The first regulated Bitcoin product in Europe begins trading this week on the Gibraltar Stock Exchange and Deutsche Boerse of Germany. The internet-based currency can be used to transfer money immediately around the world, free of charge and with no need for third-party checks. It is accepted by several major online dealers and is used in more than 200,000 everyday transactions. It cost has been unsettled, peaking at more than$1,200 in late 2013 before crashing after the collapse of the Mt. Gox bitcoin exchange. It has since maintained somewhat, trading at around $655 on Monday, up more than 50 percent this year.
BitcoinETI will be available through regulated brokerages across Europe, and settlement will be handled through Clearstream and Euroclear, the Gibraltar Stock Exchange said, rather than via bitcoin’s shared ledger system, the blockchain. In the United States, where regulation of bitcoin and financial technology more broadly turn to be more difficult, twins Cameron and Tyles Winklevoss entrepreneurs who sued Facebook founder Mark Zuckerberg for allegedly stealing their concept have been waiting for confirmation for a suggested bitcoin exchange traded fund for three years. Their proposed Winklevoss Bitcoin Trust would be the first ETF issued by a U.S. entity that invests solely in bitcoin. Another ETF issued by New York-based ARK Investment Management last year became the first ETF to invest in bitcoin, but it also invests in other fintech companies.
The new European ETI, issued by Gibraltar-based iStructure PCC and sponsored by one of its subsidies, Revoltura, comes as a result of talks between stakeholders, including the Financial Services Commission Gibraltar’s regulator and the British Overseas Territory’s government.
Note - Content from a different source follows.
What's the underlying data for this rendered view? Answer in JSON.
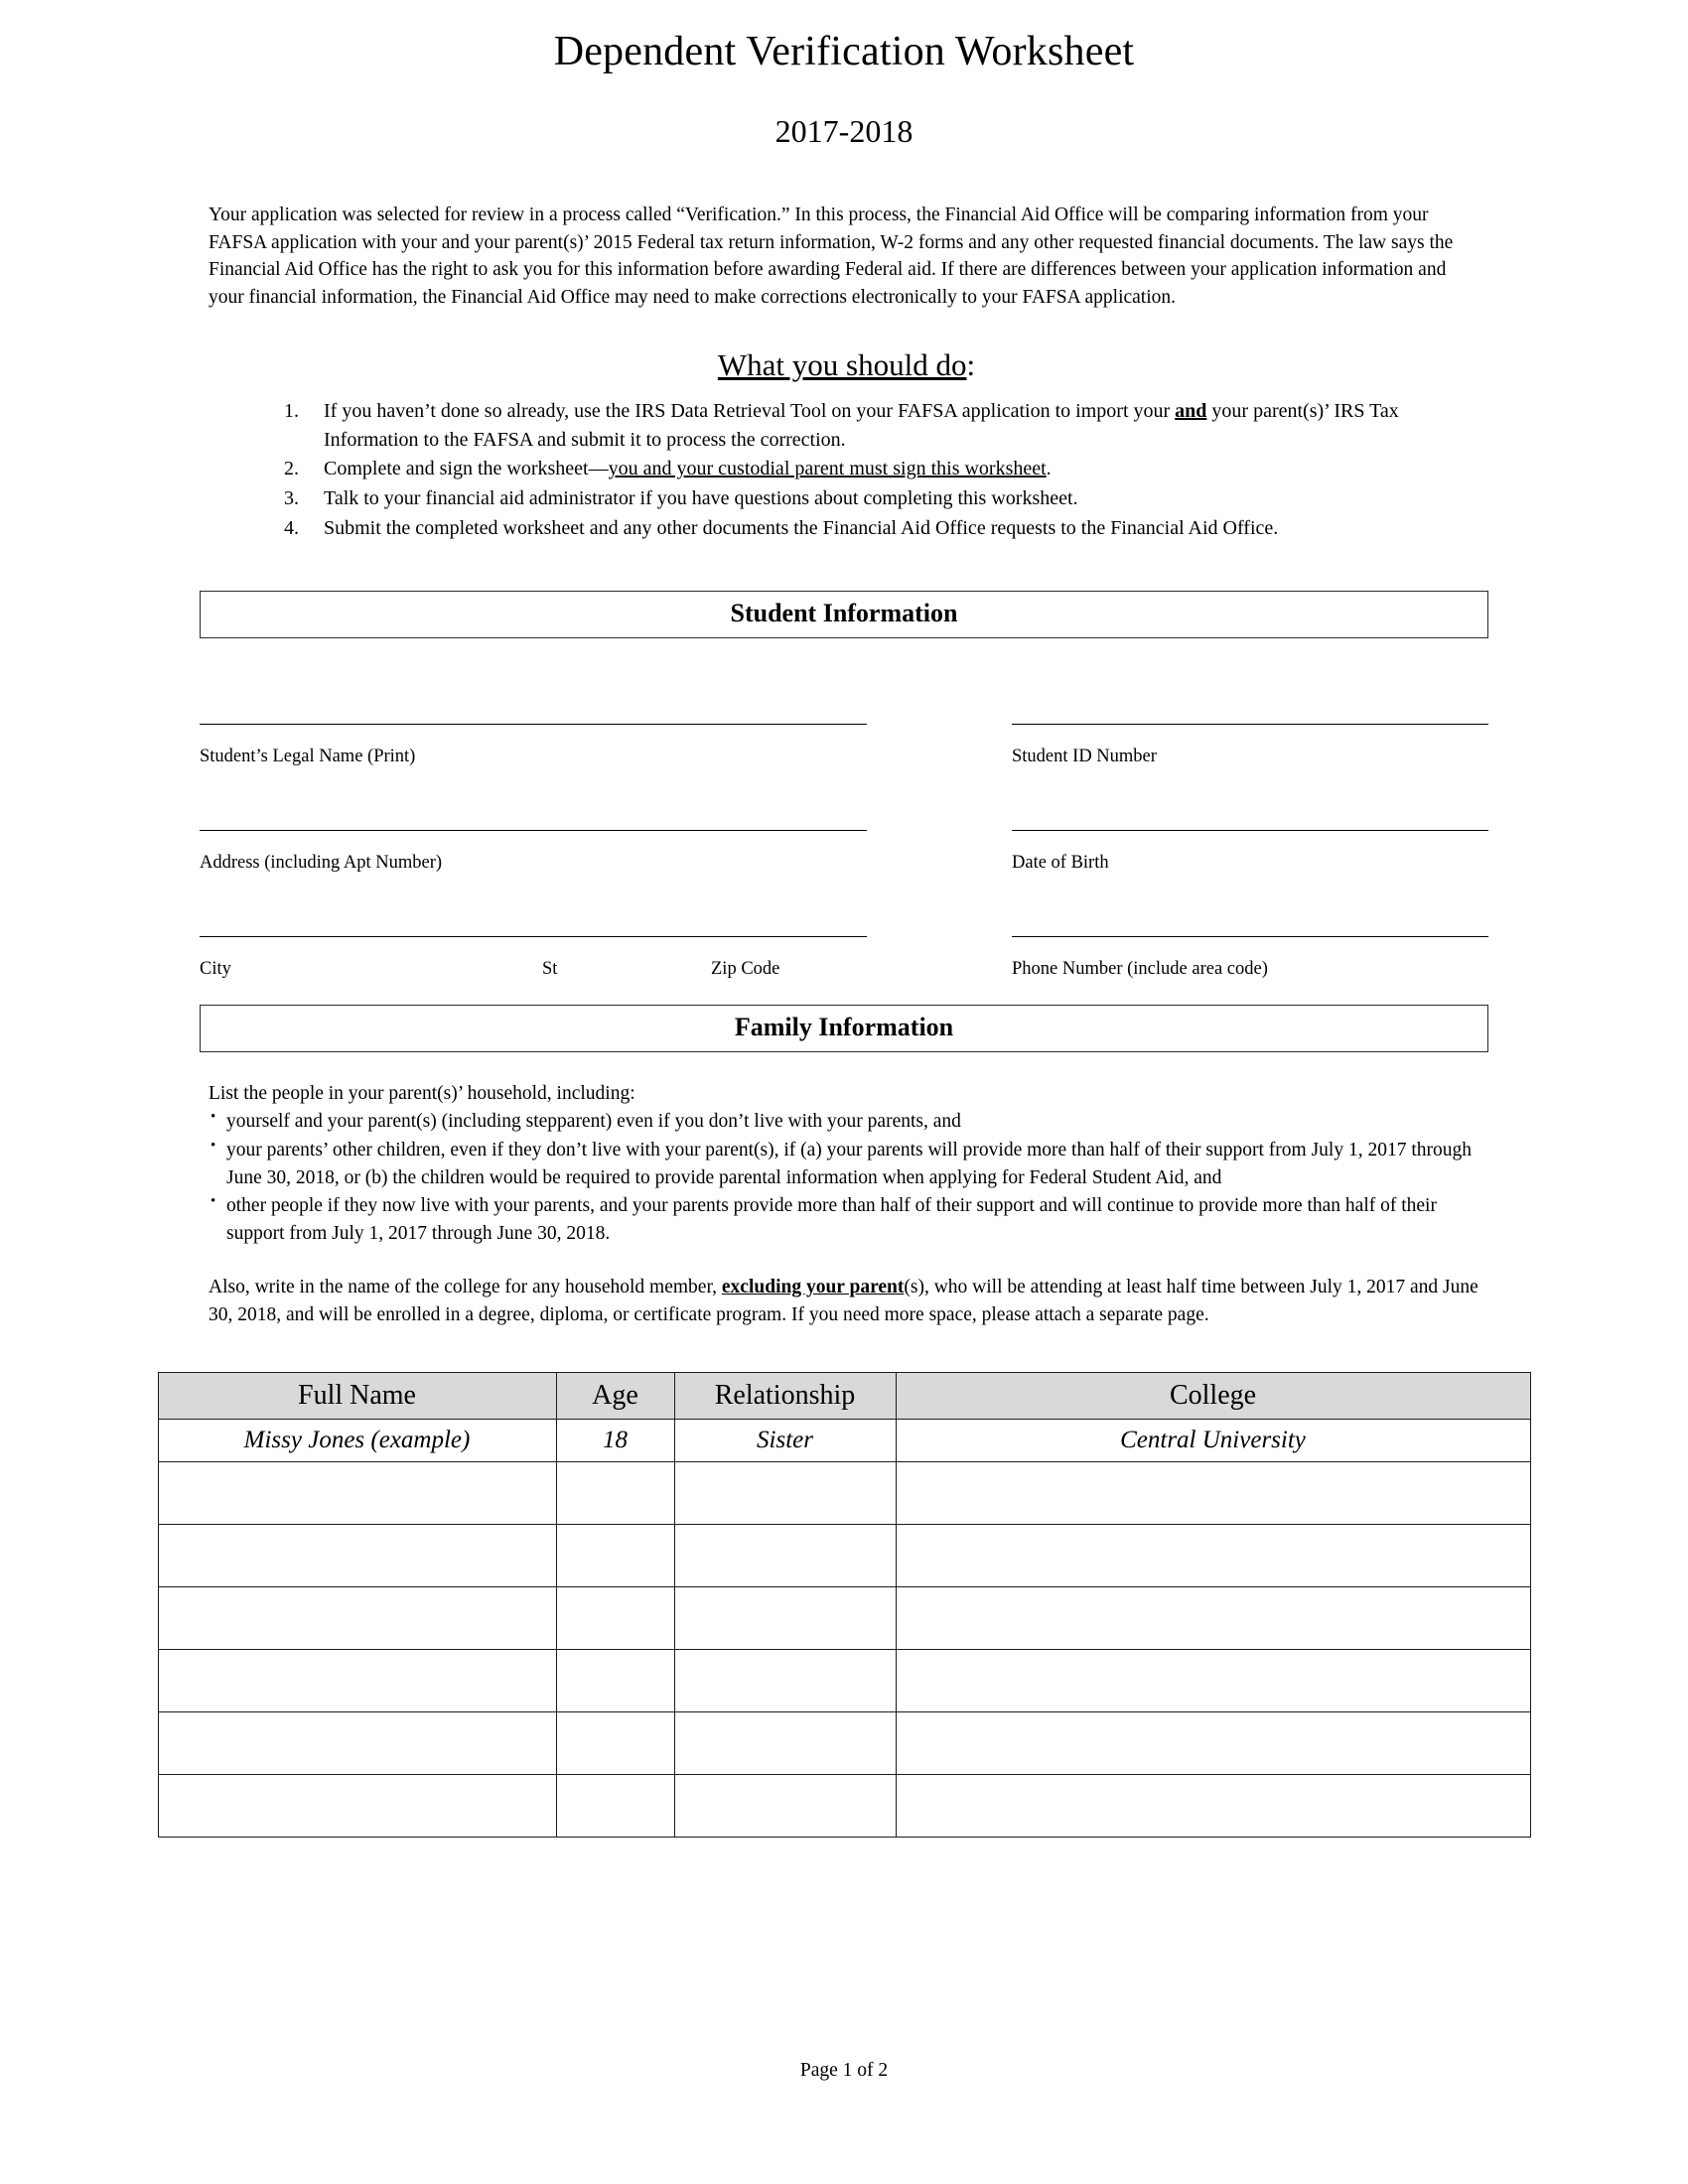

CEO of Revoltura, Ransu Salovaara said, “by listing the ETI on the Gibraltar Stock Exchange, which is an EU-regulated market, we are able to bring a high level of transparency and liquidity to shareholders”.